WHAT YOU SHOULD DO:
The string "message" may appear in lines of the data; report how many lines contain it, with no other output.

EXERCISE DATA:
+ + + + +

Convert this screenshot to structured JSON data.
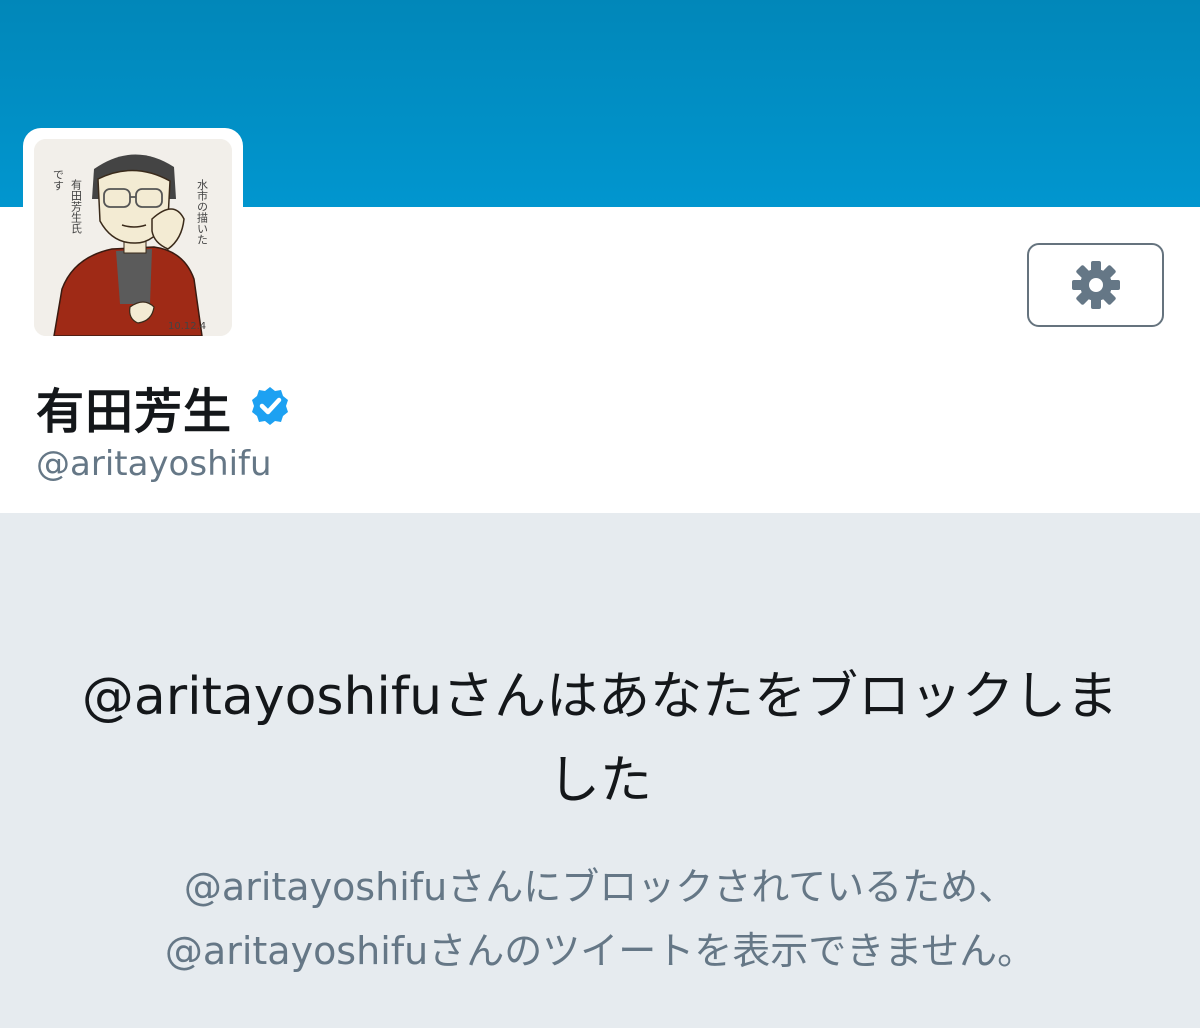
{
  "profile": {
    "display_name": "有田芳生",
    "handle": "@aritayoshifu",
    "verified": true
  },
  "avatar": {
    "caption": "水市の描いた 有田芳生氏 です",
    "date": "10.12.4"
  },
  "settings": {
    "icon": "gear-icon"
  },
  "blocked": {
    "title": "@aritayoshifuさんはあなたをブロックしました",
    "description_line1": "@aritayoshifuさんにブロックされているため、",
    "description_line2": "@aritayoshifuさんのツイートを表示できません。"
  },
  "colors": {
    "banner": "#0190c6",
    "verified_badge": "#1da1f2",
    "secondary_text": "#657786",
    "background": "#e6ebef"
  }
}
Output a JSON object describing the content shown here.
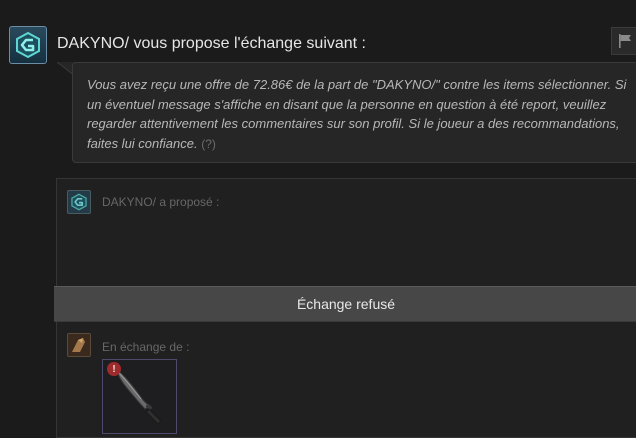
{
  "header": {
    "title": "DAKYNO/ vous propose l'échange suivant :"
  },
  "message": {
    "text": "Vous avez reçu une offre de 72.86€ de la part de \"DAKYNO/\" contre les items sélectionner. Si un éventuel message s'affiche en disant que la personne en question à été report, veuillez regarder attentivement les commentaires sur son profil. Si le joueur a des recommandations, faites lui confiance.",
    "help_label": "(?)"
  },
  "offer": {
    "proposed_label": "DAKYNO/ a proposé :",
    "status": "Échange refusé",
    "exchange_label": "En échange de :",
    "item_badge": "!"
  },
  "icons": {
    "avatar": "steam-avatar-icon",
    "flag": "flag-icon",
    "item": "knife-item-icon"
  },
  "colors": {
    "background": "#1b1b1b",
    "status_bar": "#474747",
    "item_border": "#4e4a6e",
    "warning_badge": "#9e2b2b"
  }
}
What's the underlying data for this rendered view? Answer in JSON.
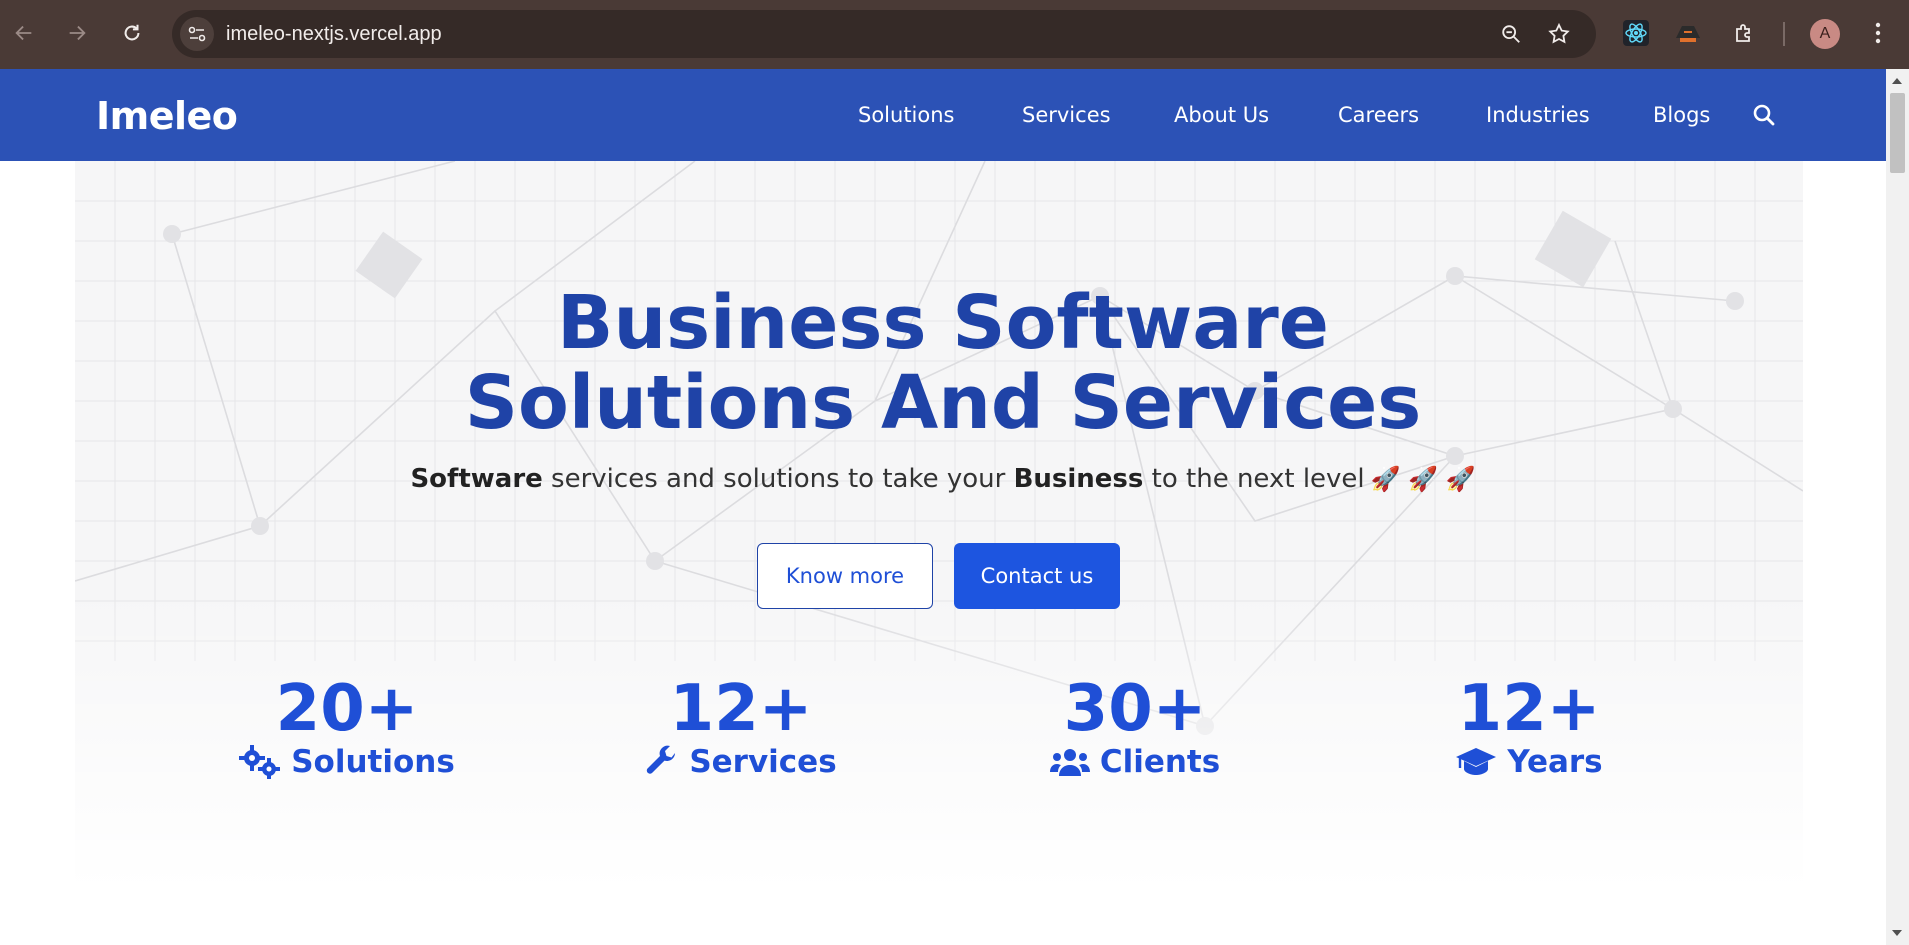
{
  "browser": {
    "url": "imeleo-nextjs.vercel.app",
    "profile_initial": "A",
    "icons": [
      "back-icon",
      "forward-icon",
      "reload-icon",
      "site-info-icon",
      "zoom-icon",
      "bookmark-star-icon",
      "react-devtools-icon",
      "extension-icon",
      "puzzle-icon",
      "menu-kebab-icon"
    ]
  },
  "navbar": {
    "brand": "Imeleo",
    "links": [
      "Solutions",
      "Services",
      "About Us",
      "Careers",
      "Industries",
      "Blogs"
    ],
    "search_icon": "search-icon",
    "color": "#2c52b6"
  },
  "hero": {
    "title_line1": "Business Software",
    "title_line2": "Solutions And Services",
    "subtitle_part1": "Software",
    "subtitle_part2": " services and solutions to take your ",
    "subtitle_part3": "Business",
    "subtitle_part4": " to the next level",
    "subtitle_emoji": "🚀 🚀 🚀",
    "know_more": "Know more",
    "contact_us": "Contact us",
    "title_color": "#1f43a7",
    "accent": "#1d55e0"
  },
  "stats": [
    {
      "number": "20+",
      "label": "Solutions",
      "icon": "gears-icon"
    },
    {
      "number": "12+",
      "label": "Services",
      "icon": "wrench-icon"
    },
    {
      "number": "30+",
      "label": "Clients",
      "icon": "users-icon"
    },
    {
      "number": "12+",
      "label": "Years",
      "icon": "graduation-cap-icon"
    }
  ]
}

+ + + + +

YOUR SOLUTION:
2